### PROBLEM TO SOLVE
Set down each record exactly. Omit the pictures.

### THE DATA

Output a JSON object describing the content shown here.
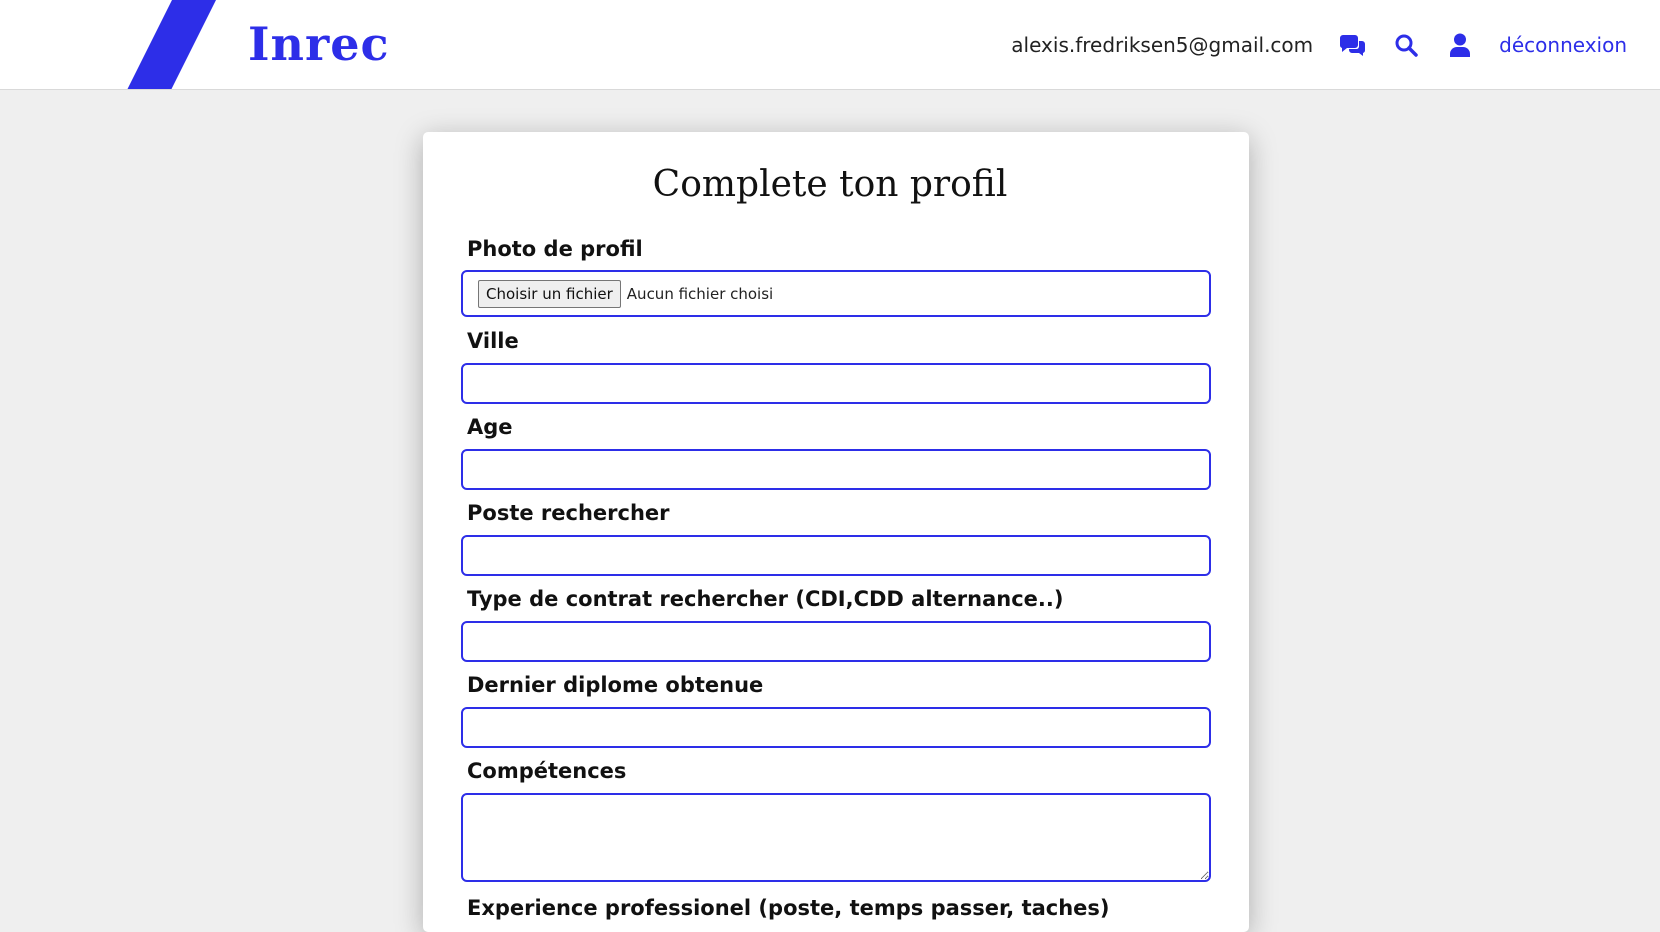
{
  "colors": {
    "accent": "#2d2ee8",
    "background": "#efefef",
    "card": "#ffffff"
  },
  "header": {
    "brand": "Inrec",
    "user_email": "alexis.fredriksen5@gmail.com",
    "icons": [
      "chat-icon",
      "search-icon",
      "user-icon"
    ],
    "logout_label": "déconnexion"
  },
  "form": {
    "title": "Complete ton profil",
    "photo": {
      "label": "Photo de profil",
      "button_label": "Choisir un fichier",
      "status": "Aucun fichier choisi"
    },
    "ville": {
      "label": "Ville",
      "value": ""
    },
    "age": {
      "label": "Age",
      "value": ""
    },
    "poste": {
      "label": "Poste rechercher",
      "value": ""
    },
    "contrat": {
      "label": "Type de contrat rechercher (CDI,CDD alternance..)",
      "value": ""
    },
    "diplome": {
      "label": "Dernier diplome obtenue",
      "value": ""
    },
    "competences": {
      "label": "Compétences",
      "value": ""
    },
    "experience": {
      "label": "Experience professionel (poste, temps passer, taches)"
    }
  }
}
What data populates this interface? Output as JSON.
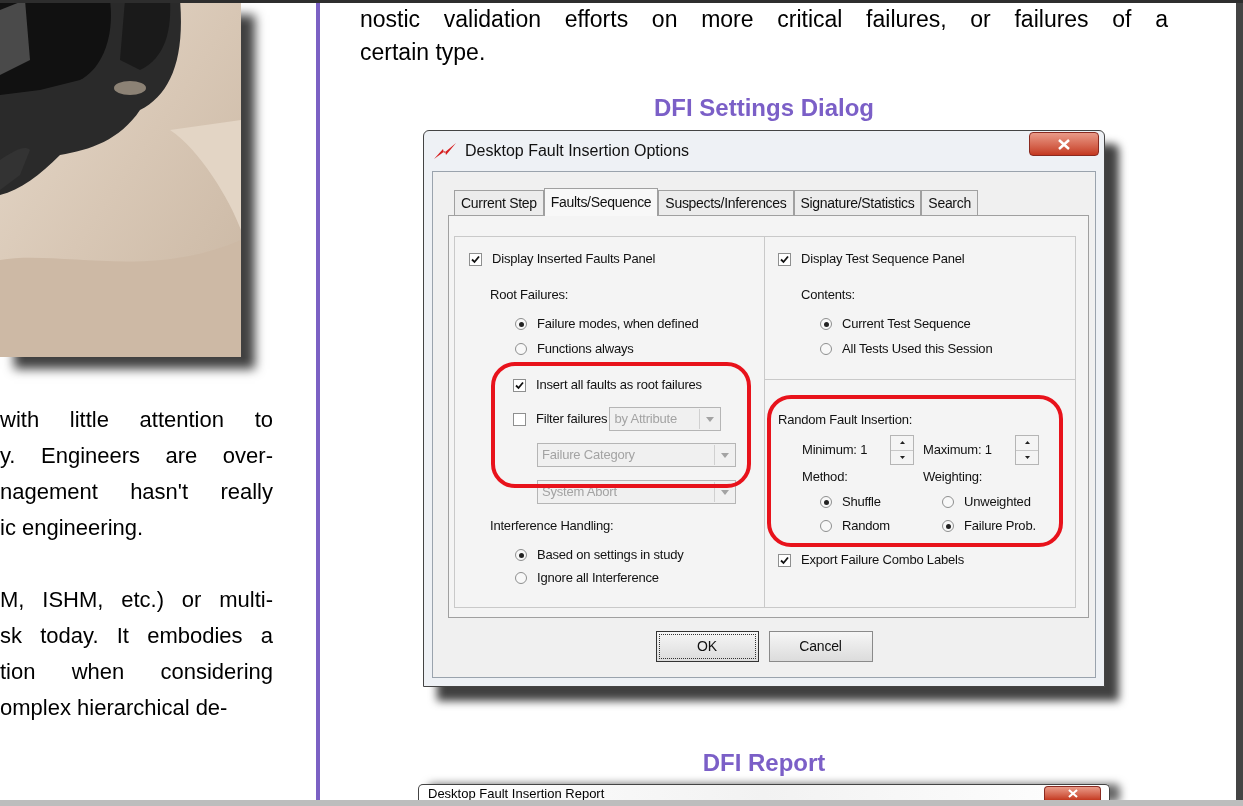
{
  "left_column": {
    "paragraphs": [
      [
        "with little attention to",
        "y. Engineers are over-",
        "nagement hasn't really",
        "ic engineering."
      ],
      [
        "M, ISHM, etc.) or multi-",
        "sk today. It embodies a",
        "tion when considering",
        "omplex hierarchical de-"
      ]
    ]
  },
  "right_column": {
    "lines": [
      "nostic validation efforts on more critical failures, or failures of a",
      "certain type."
    ]
  },
  "figure_1": {
    "caption": "DFI Settings Dialog",
    "dialog": {
      "title": "Desktop Fault Insertion Options",
      "tabs": [
        {
          "label": "Current Step",
          "selected": false
        },
        {
          "label": "Faults/Sequence",
          "selected": true
        },
        {
          "label": "Suspects/Inferences",
          "selected": false
        },
        {
          "label": "Signature/Statistics",
          "selected": false
        },
        {
          "label": "Search",
          "selected": false
        }
      ],
      "left_panel": {
        "display_checkbox": {
          "label": "Display Inserted Faults Panel",
          "checked": true
        },
        "root_failures_label": "Root Failures:",
        "root_options": [
          {
            "label": "Failure modes, when defined",
            "selected": true
          },
          {
            "label": "Functions always",
            "selected": false
          }
        ],
        "insert_all": {
          "label": "Insert all faults as root failures",
          "checked": true
        },
        "filter": {
          "label": "Filter failures",
          "checked": false,
          "dropdown": {
            "value": "by Attribute",
            "disabled": true
          }
        },
        "dropdowns": [
          {
            "value": "Failure Category",
            "disabled": true
          },
          {
            "value": "System Abort",
            "disabled": true
          }
        ],
        "interference_label": "Interference Handling:",
        "interference_options": [
          {
            "label": "Based on settings in study",
            "selected": true
          },
          {
            "label": "Ignore all Interference",
            "selected": false
          }
        ]
      },
      "right_panel": {
        "display_checkbox": {
          "label": "Display Test Sequence Panel",
          "checked": true
        },
        "contents_label": "Contents:",
        "contents_options": [
          {
            "label": "Current Test Sequence",
            "selected": true
          },
          {
            "label": "All Tests Used this Session",
            "selected": false
          }
        ],
        "random_title": "Random Fault Insertion:",
        "minimum": "Minimum: 1",
        "maximum": "Maximum: 1",
        "method_label": "Method:",
        "weighting_label": "Weighting:",
        "method_options": [
          {
            "label": "Shuffle",
            "selected": true
          },
          {
            "label": "Random",
            "selected": false
          }
        ],
        "weighting_options": [
          {
            "label": "Unweighted",
            "selected": false
          },
          {
            "label": "Failure Prob.",
            "selected": true
          }
        ],
        "export_checkbox": {
          "label": "Export Failure Combo Labels",
          "checked": true
        }
      },
      "buttons": [
        {
          "label": "OK",
          "default": true
        },
        {
          "label": "Cancel",
          "default": false
        }
      ]
    }
  },
  "figure_2": {
    "caption": "DFI Report",
    "window_title": "Desktop Fault Insertion Report"
  }
}
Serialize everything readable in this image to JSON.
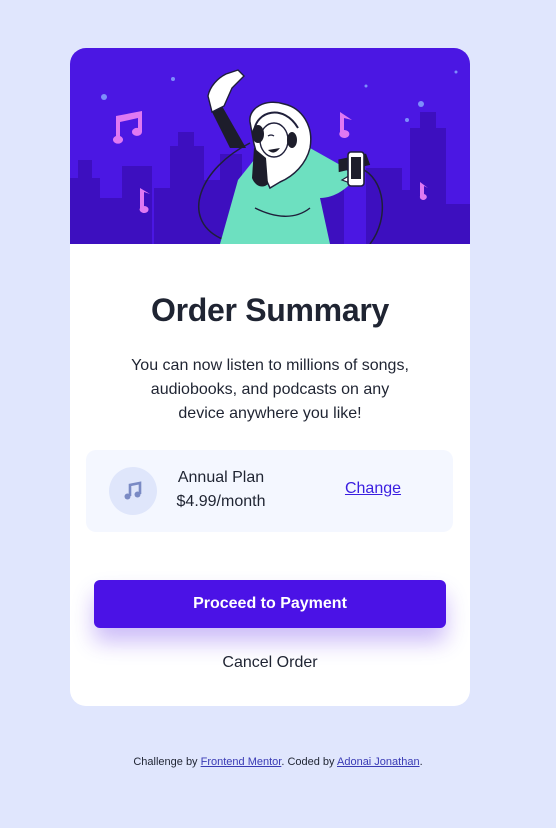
{
  "order": {
    "title": "Order Summary",
    "description": "You can now listen to millions of songs, audiobooks, and podcasts on any device anywhere you like!",
    "plan": {
      "name": "Annual Plan",
      "price": "$4.99/month",
      "change_label": "Change",
      "icon": "music-note-icon"
    },
    "proceed_label": "Proceed to Payment",
    "cancel_label": "Cancel Order"
  },
  "footer": {
    "challenge_prefix": "Challenge by",
    "challenge_link": "Frontend Mentor",
    "coded_prefix": ". Coded by",
    "author_link": "Adonai Jonathan",
    "suffix": "."
  },
  "colors": {
    "background": "#e0e6fd",
    "hero": "#4b17e3",
    "accent": "#4b12e6",
    "plan_box": "#f4f7ff",
    "text": "#1f2432"
  }
}
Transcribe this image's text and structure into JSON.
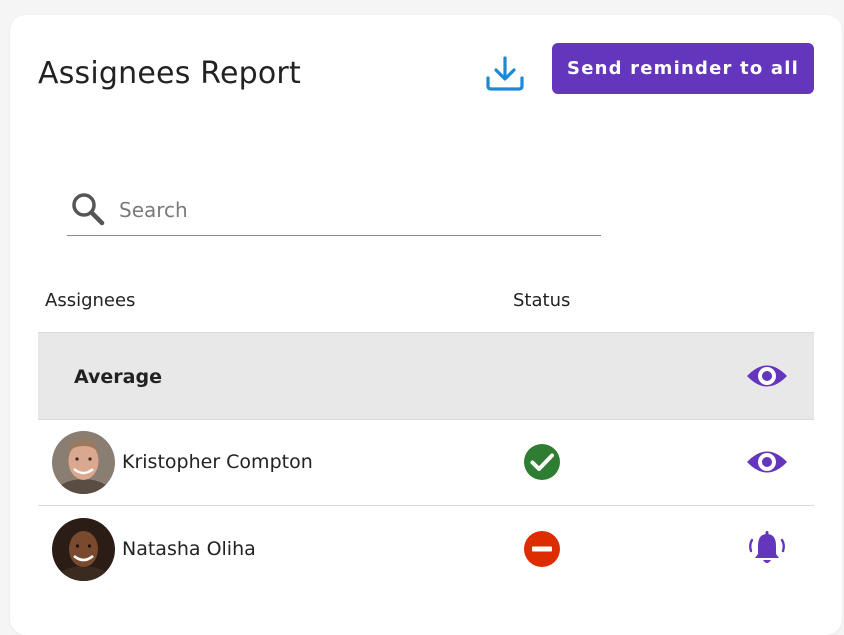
{
  "header": {
    "title": "Assignees Report",
    "download_icon": "download-icon",
    "send_reminder_label": "Send reminder to all"
  },
  "search": {
    "placeholder": "Search",
    "value": ""
  },
  "table": {
    "columns": [
      "Assignees",
      "Status"
    ],
    "average_row": {
      "label": "Average",
      "action_icon": "eye-icon"
    },
    "rows": [
      {
        "name": "Kristopher Compton",
        "status": "completed",
        "status_icon": "check-circle-icon",
        "action_icon": "eye-icon"
      },
      {
        "name": "Natasha Oliha",
        "status": "not-completed",
        "status_icon": "minus-circle-icon",
        "action_icon": "bell-icon"
      }
    ]
  },
  "colors": {
    "accent": "#6436bd",
    "download_blue": "#1a8ad8",
    "success": "#2e7d32",
    "danger": "#dd2c00",
    "average_bg": "#e8e8e8"
  }
}
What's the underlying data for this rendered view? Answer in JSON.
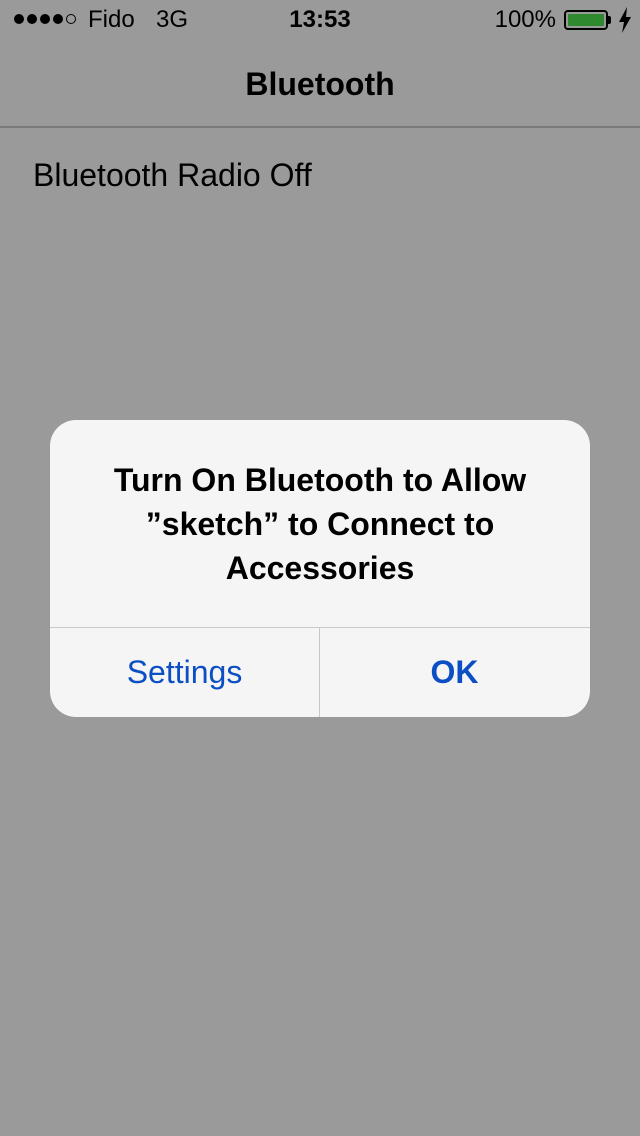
{
  "status_bar": {
    "signal_bars_filled": 4,
    "signal_bars_total": 5,
    "carrier": "Fido",
    "network": "3G",
    "time": "13:53",
    "battery_percent": "100%",
    "battery_level": 1.0,
    "charging_icon": "bolt-icon",
    "battery_color": "#2f8a2f"
  },
  "nav": {
    "title": "Bluetooth"
  },
  "content": {
    "radio_status": "Bluetooth Radio Off"
  },
  "alert": {
    "title": "Turn On Bluetooth to Allow ”sketch” to Connect to Accessories",
    "buttons": [
      {
        "label": "Settings"
      },
      {
        "label": "OK"
      }
    ],
    "accent_color": "#0c4fc4"
  }
}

### EXERCISE SOLUTION
Output a JSON object describing the content shown here.
{
  "colors": {
    "accent": "#2d2ee8",
    "background": "#efefef",
    "card": "#ffffff"
  },
  "header": {
    "brand": "Inrec",
    "user_email": "alexis.fredriksen5@gmail.com",
    "icons": [
      "chat-icon",
      "search-icon",
      "user-icon"
    ],
    "logout_label": "déconnexion"
  },
  "form": {
    "title": "Complete ton profil",
    "photo": {
      "label": "Photo de profil",
      "button_label": "Choisir un fichier",
      "status": "Aucun fichier choisi"
    },
    "ville": {
      "label": "Ville",
      "value": ""
    },
    "age": {
      "label": "Age",
      "value": ""
    },
    "poste": {
      "label": "Poste rechercher",
      "value": ""
    },
    "contrat": {
      "label": "Type de contrat rechercher (CDI,CDD alternance..)",
      "value": ""
    },
    "diplome": {
      "label": "Dernier diplome obtenue",
      "value": ""
    },
    "competences": {
      "label": "Compétences",
      "value": ""
    },
    "experience": {
      "label": "Experience professionel (poste, temps passer, taches)"
    }
  }
}
What data populates this interface? Output as JSON.
{
  "left_column": {
    "paragraphs": [
      [
        "with little attention to",
        "y. Engineers are over-",
        "nagement hasn't really",
        "ic engineering."
      ],
      [
        "M, ISHM, etc.) or multi-",
        "sk today. It embodies a",
        "tion when considering",
        "omplex hierarchical de-"
      ]
    ]
  },
  "right_column": {
    "lines": [
      "nostic validation efforts on more critical failures, or failures of a",
      "certain type."
    ]
  },
  "figure_1": {
    "caption": "DFI Settings Dialog",
    "dialog": {
      "title": "Desktop Fault Insertion Options",
      "tabs": [
        {
          "label": "Current Step",
          "selected": false
        },
        {
          "label": "Faults/Sequence",
          "selected": true
        },
        {
          "label": "Suspects/Inferences",
          "selected": false
        },
        {
          "label": "Signature/Statistics",
          "selected": false
        },
        {
          "label": "Search",
          "selected": false
        }
      ],
      "left_panel": {
        "display_checkbox": {
          "label": "Display Inserted Faults Panel",
          "checked": true
        },
        "root_failures_label": "Root Failures:",
        "root_options": [
          {
            "label": "Failure modes, when defined",
            "selected": true
          },
          {
            "label": "Functions always",
            "selected": false
          }
        ],
        "insert_all": {
          "label": "Insert all faults as root failures",
          "checked": true
        },
        "filter": {
          "label": "Filter failures",
          "checked": false,
          "dropdown": {
            "value": "by Attribute",
            "disabled": true
          }
        },
        "dropdowns": [
          {
            "value": "Failure Category",
            "disabled": true
          },
          {
            "value": "System Abort",
            "disabled": true
          }
        ],
        "interference_label": "Interference Handling:",
        "interference_options": [
          {
            "label": "Based on settings in study",
            "selected": true
          },
          {
            "label": "Ignore all Interference",
            "selected": false
          }
        ]
      },
      "right_panel": {
        "display_checkbox": {
          "label": "Display Test Sequence Panel",
          "checked": true
        },
        "contents_label": "Contents:",
        "contents_options": [
          {
            "label": "Current Test Sequence",
            "selected": true
          },
          {
            "label": "All Tests Used this Session",
            "selected": false
          }
        ],
        "random_title": "Random Fault Insertion:",
        "minimum": "Minimum: 1",
        "maximum": "Maximum: 1",
        "method_label": "Method:",
        "weighting_label": "Weighting:",
        "method_options": [
          {
            "label": "Shuffle",
            "selected": true
          },
          {
            "label": "Random",
            "selected": false
          }
        ],
        "weighting_options": [
          {
            "label": "Unweighted",
            "selected": false
          },
          {
            "label": "Failure Prob.",
            "selected": true
          }
        ],
        "export_checkbox": {
          "label": "Export Failure Combo Labels",
          "checked": true
        }
      },
      "buttons": [
        {
          "label": "OK",
          "default": true
        },
        {
          "label": "Cancel",
          "default": false
        }
      ]
    }
  },
  "figure_2": {
    "caption": "DFI Report",
    "window_title": "Desktop Fault Insertion Report"
  }
}
Serialize everything readable in this image to JSON.
{
  "order": {
    "title": "Order Summary",
    "description": "You can now listen to millions of songs, audiobooks, and podcasts on any device anywhere you like!",
    "plan": {
      "name": "Annual Plan",
      "price": "$4.99/month",
      "change_label": "Change",
      "icon": "music-note-icon"
    },
    "proceed_label": "Proceed to Payment",
    "cancel_label": "Cancel Order"
  },
  "footer": {
    "challenge_prefix": "Challenge by",
    "challenge_link": "Frontend Mentor",
    "coded_prefix": ". Coded by",
    "author_link": "Adonai Jonathan",
    "suffix": "."
  },
  "colors": {
    "background": "#e0e6fd",
    "hero": "#4b17e3",
    "accent": "#4b12e6",
    "plan_box": "#f4f7ff",
    "text": "#1f2432"
  }
}
Transcribe this image's text and structure into JSON.
{
  "header": {
    "title": "Assignees Report",
    "download_icon": "download-icon",
    "send_reminder_label": "Send reminder to all"
  },
  "search": {
    "placeholder": "Search",
    "value": ""
  },
  "table": {
    "columns": [
      "Assignees",
      "Status"
    ],
    "average_row": {
      "label": "Average",
      "action_icon": "eye-icon"
    },
    "rows": [
      {
        "name": "Kristopher Compton",
        "status": "completed",
        "status_icon": "check-circle-icon",
        "action_icon": "eye-icon"
      },
      {
        "name": "Natasha Oliha",
        "status": "not-completed",
        "status_icon": "minus-circle-icon",
        "action_icon": "bell-icon"
      }
    ]
  },
  "colors": {
    "accent": "#6436bd",
    "download_blue": "#1a8ad8",
    "success": "#2e7d32",
    "danger": "#dd2c00",
    "average_bg": "#e8e8e8"
  }
}
What's the underlying data for this rendered view? Answer in JSON.
{
  "status_bar": {
    "signal_bars_filled": 4,
    "signal_bars_total": 5,
    "carrier": "Fido",
    "network": "3G",
    "time": "13:53",
    "battery_percent": "100%",
    "battery_level": 1.0,
    "charging_icon": "bolt-icon",
    "battery_color": "#2f8a2f"
  },
  "nav": {
    "title": "Bluetooth"
  },
  "content": {
    "radio_status": "Bluetooth Radio Off"
  },
  "alert": {
    "title": "Turn On Bluetooth to Allow ”sketch” to Connect to Accessories",
    "buttons": [
      {
        "label": "Settings"
      },
      {
        "label": "OK"
      }
    ],
    "accent_color": "#0c4fc4"
  }
}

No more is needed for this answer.